[Element data from apps and pages]
▼
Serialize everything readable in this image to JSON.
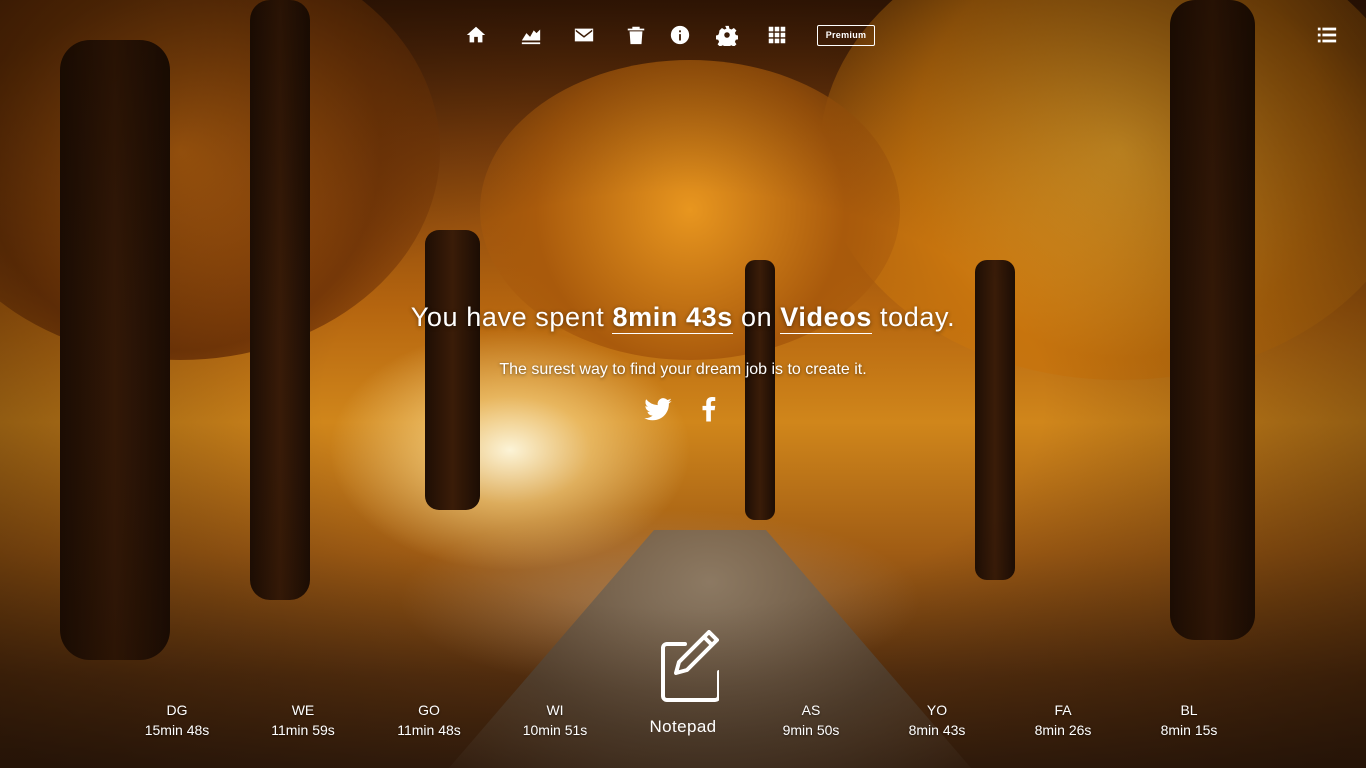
{
  "nav": {
    "icons": [
      "home-icon",
      "stats-icon",
      "mail-icon",
      "trash-icon",
      "info-icon",
      "settings-icon",
      "apps-grid-icon",
      "list-menu-icon"
    ],
    "premium_label": "Premium"
  },
  "headline": {
    "prefix": "You have spent",
    "time": "8min 43s",
    "middle": "on",
    "category": "Videos",
    "suffix": "today."
  },
  "quote": "The surest way to find your dream job is to create it.",
  "social": [
    "twitter-icon",
    "facebook-icon"
  ],
  "notepad": {
    "label": "Notepad",
    "icon": "notepad-edit-icon"
  },
  "stats": [
    {
      "code": "DG",
      "time": "15min 48s"
    },
    {
      "code": "WE",
      "time": "11min 59s"
    },
    {
      "code": "GO",
      "time": "11min 48s"
    },
    {
      "code": "WI",
      "time": "10min 51s"
    },
    {
      "code": "AS",
      "time": "9min 50s"
    },
    {
      "code": "YO",
      "time": "8min 43s"
    },
    {
      "code": "FA",
      "time": "8min 26s"
    },
    {
      "code": "BL",
      "time": "8min 15s"
    }
  ]
}
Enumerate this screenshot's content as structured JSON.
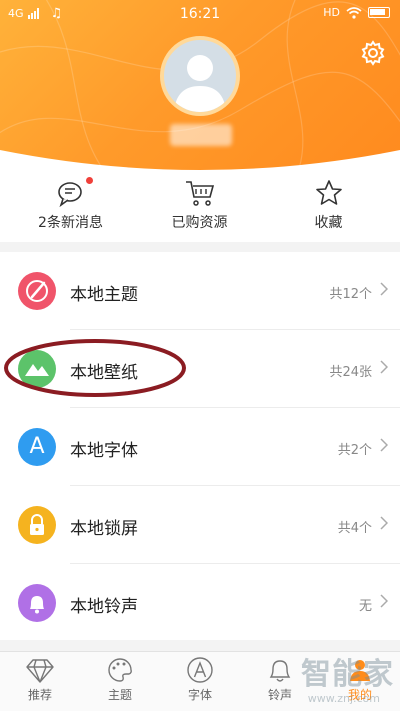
{
  "status_bar": {
    "network": "4G",
    "time": "16:21",
    "hd_label": "HD",
    "icons": [
      "signal-icon",
      "music-icon",
      "wifi-icon",
      "battery-icon"
    ]
  },
  "profile": {
    "avatar_icon": "avatar-placeholder",
    "settings_icon": "gear-icon"
  },
  "quick_actions": [
    {
      "label": "2条新消息",
      "icon": "message-icon",
      "has_badge": true
    },
    {
      "label": "已购资源",
      "icon": "cart-icon",
      "has_badge": false
    },
    {
      "label": "收藏",
      "icon": "star-icon",
      "has_badge": false
    }
  ],
  "list": [
    {
      "title": "本地主题",
      "count": "共12个",
      "icon": "palette-icon",
      "color": "#f0546a"
    },
    {
      "title": "本地壁纸",
      "count": "共24张",
      "icon": "mountain-icon",
      "color": "#5cc36a"
    },
    {
      "title": "本地字体",
      "count": "共2个",
      "icon": "font-a-icon",
      "color": "#2f9cf0",
      "icon_text": "A"
    },
    {
      "title": "本地锁屏",
      "count": "共4个",
      "icon": "lock-icon",
      "color": "#f5b31f"
    },
    {
      "title": "本地铃声",
      "count": "无",
      "icon": "bell-icon",
      "color": "#b070e6"
    }
  ],
  "tabs": [
    {
      "label": "推荐",
      "icon": "diamond-icon",
      "active": false
    },
    {
      "label": "主题",
      "icon": "palette-icon",
      "active": false
    },
    {
      "label": "字体",
      "icon": "font-a-icon",
      "active": false,
      "icon_text": "A"
    },
    {
      "label": "铃声",
      "icon": "bell-icon",
      "active": false
    },
    {
      "label": "我的",
      "icon": "person-icon",
      "active": true
    }
  ],
  "watermark": {
    "text": "智能家",
    "url": "www.znj.com"
  },
  "colors": {
    "header": "#ff9a2a",
    "accent": "#ff8c1a",
    "highlight_oval": "#8b1c22"
  }
}
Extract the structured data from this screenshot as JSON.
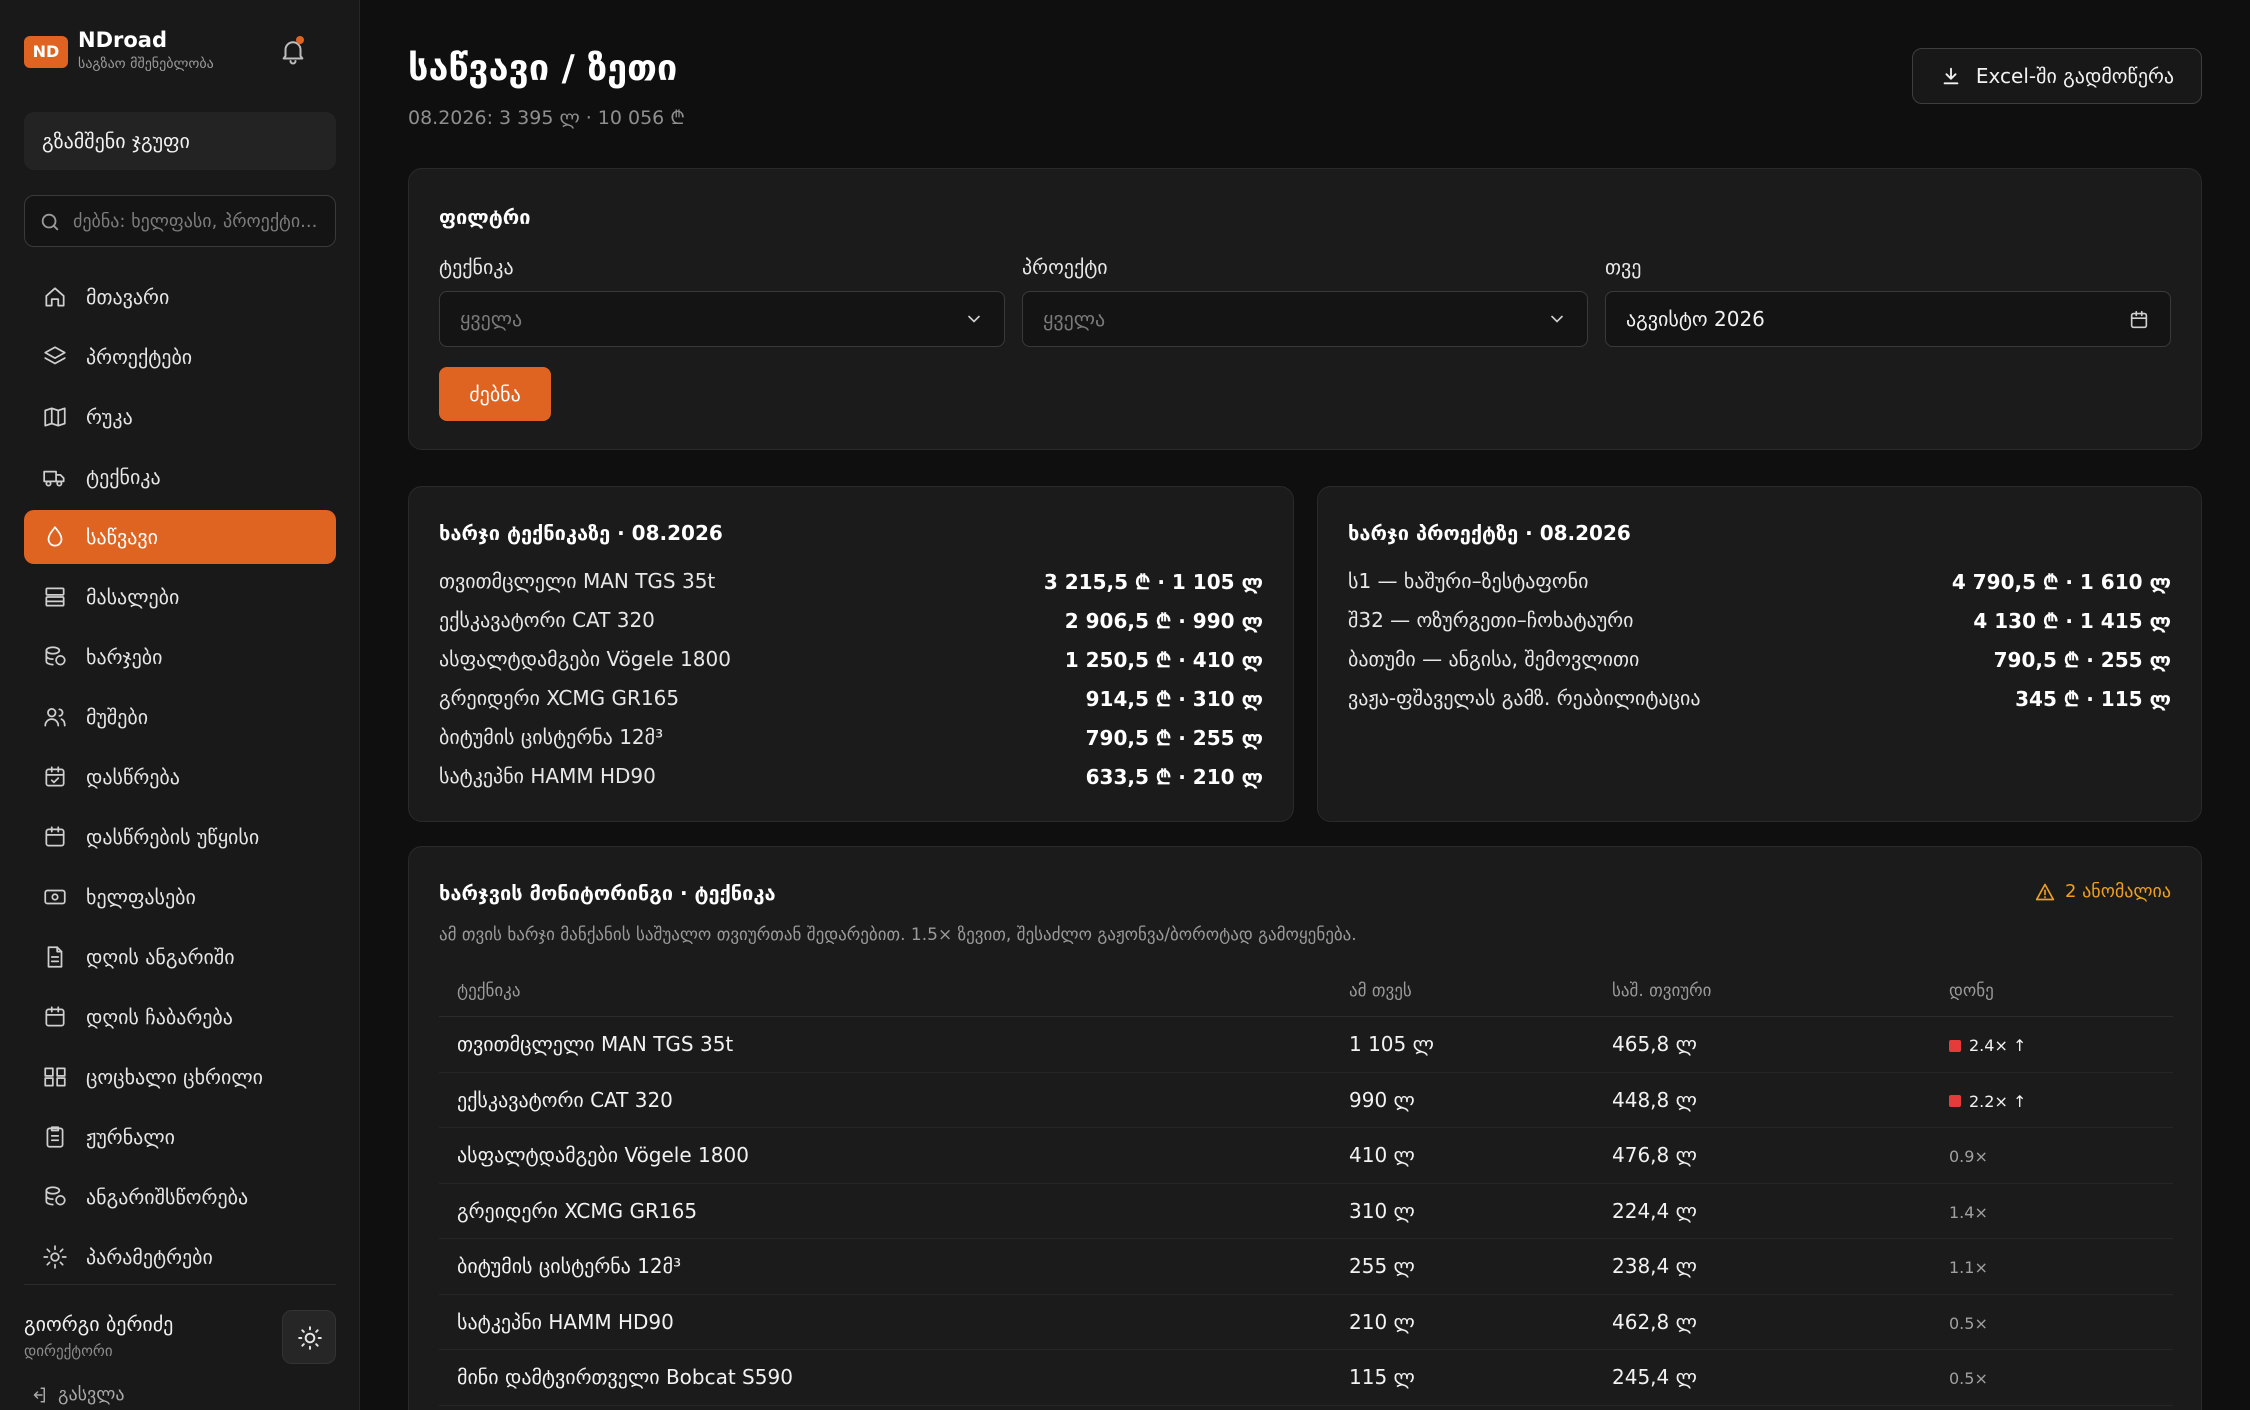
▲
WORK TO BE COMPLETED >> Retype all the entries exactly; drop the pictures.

WRITTEN SOLUTION >>
Serialize everything readable in this image to JSON.
{
  "nav": {
    "icons": [
      "home-icon",
      "stats-icon",
      "mail-icon",
      "trash-icon",
      "info-icon",
      "settings-icon",
      "apps-grid-icon",
      "list-menu-icon"
    ],
    "premium_label": "Premium"
  },
  "headline": {
    "prefix": "You have spent",
    "time": "8min 43s",
    "middle": "on",
    "category": "Videos",
    "suffix": "today."
  },
  "quote": "The surest way to find your dream job is to create it.",
  "social": [
    "twitter-icon",
    "facebook-icon"
  ],
  "notepad": {
    "label": "Notepad",
    "icon": "notepad-edit-icon"
  },
  "stats": [
    {
      "code": "DG",
      "time": "15min 48s"
    },
    {
      "code": "WE",
      "time": "11min 59s"
    },
    {
      "code": "GO",
      "time": "11min 48s"
    },
    {
      "code": "WI",
      "time": "10min 51s"
    },
    {
      "code": "AS",
      "time": "9min 50s"
    },
    {
      "code": "YO",
      "time": "8min 43s"
    },
    {
      "code": "FA",
      "time": "8min 26s"
    },
    {
      "code": "BL",
      "time": "8min 15s"
    }
  ]
}
Enumerate this screenshot's content as structured JSON.
{
  "status_bar": {
    "network": "4G",
    "time": "16:21",
    "hd_label": "HD",
    "icons": [
      "signal-icon",
      "music-icon",
      "wifi-icon",
      "battery-icon"
    ]
  },
  "profile": {
    "avatar_icon": "avatar-placeholder",
    "settings_icon": "gear-icon"
  },
  "quick_actions": [
    {
      "label": "2条新消息",
      "icon": "message-icon",
      "has_badge": true
    },
    {
      "label": "已购资源",
      "icon": "cart-icon",
      "has_badge": false
    },
    {
      "label": "收藏",
      "icon": "star-icon",
      "has_badge": false
    }
  ],
  "list": [
    {
      "title": "本地主题",
      "count": "共12个",
      "icon": "palette-icon",
      "color": "#f0546a"
    },
    {
      "title": "本地壁纸",
      "count": "共24张",
      "icon": "mountain-icon",
      "color": "#5cc36a"
    },
    {
      "title": "本地字体",
      "count": "共2个",
      "icon": "font-a-icon",
      "color": "#2f9cf0",
      "icon_text": "A"
    },
    {
      "title": "本地锁屏",
      "count": "共4个",
      "icon": "lock-icon",
      "color": "#f5b31f"
    },
    {
      "title": "本地铃声",
      "count": "无",
      "icon": "bell-icon",
      "color": "#b070e6"
    }
  ],
  "tabs": [
    {
      "label": "推荐",
      "icon": "diamond-icon",
      "active": false
    },
    {
      "label": "主题",
      "icon": "palette-icon",
      "active": false
    },
    {
      "label": "字体",
      "icon": "font-a-icon",
      "active": false,
      "icon_text": "A"
    },
    {
      "label": "铃声",
      "icon": "bell-icon",
      "active": false
    },
    {
      "label": "我的",
      "icon": "person-icon",
      "active": true
    }
  ],
  "watermark": {
    "text": "智能家",
    "url": "www.znj.com"
  },
  "colors": {
    "header": "#ff9a2a",
    "accent": "#ff8c1a",
    "highlight_oval": "#8b1c22"
  }
}
Extract the structured data from this screenshot as JSON.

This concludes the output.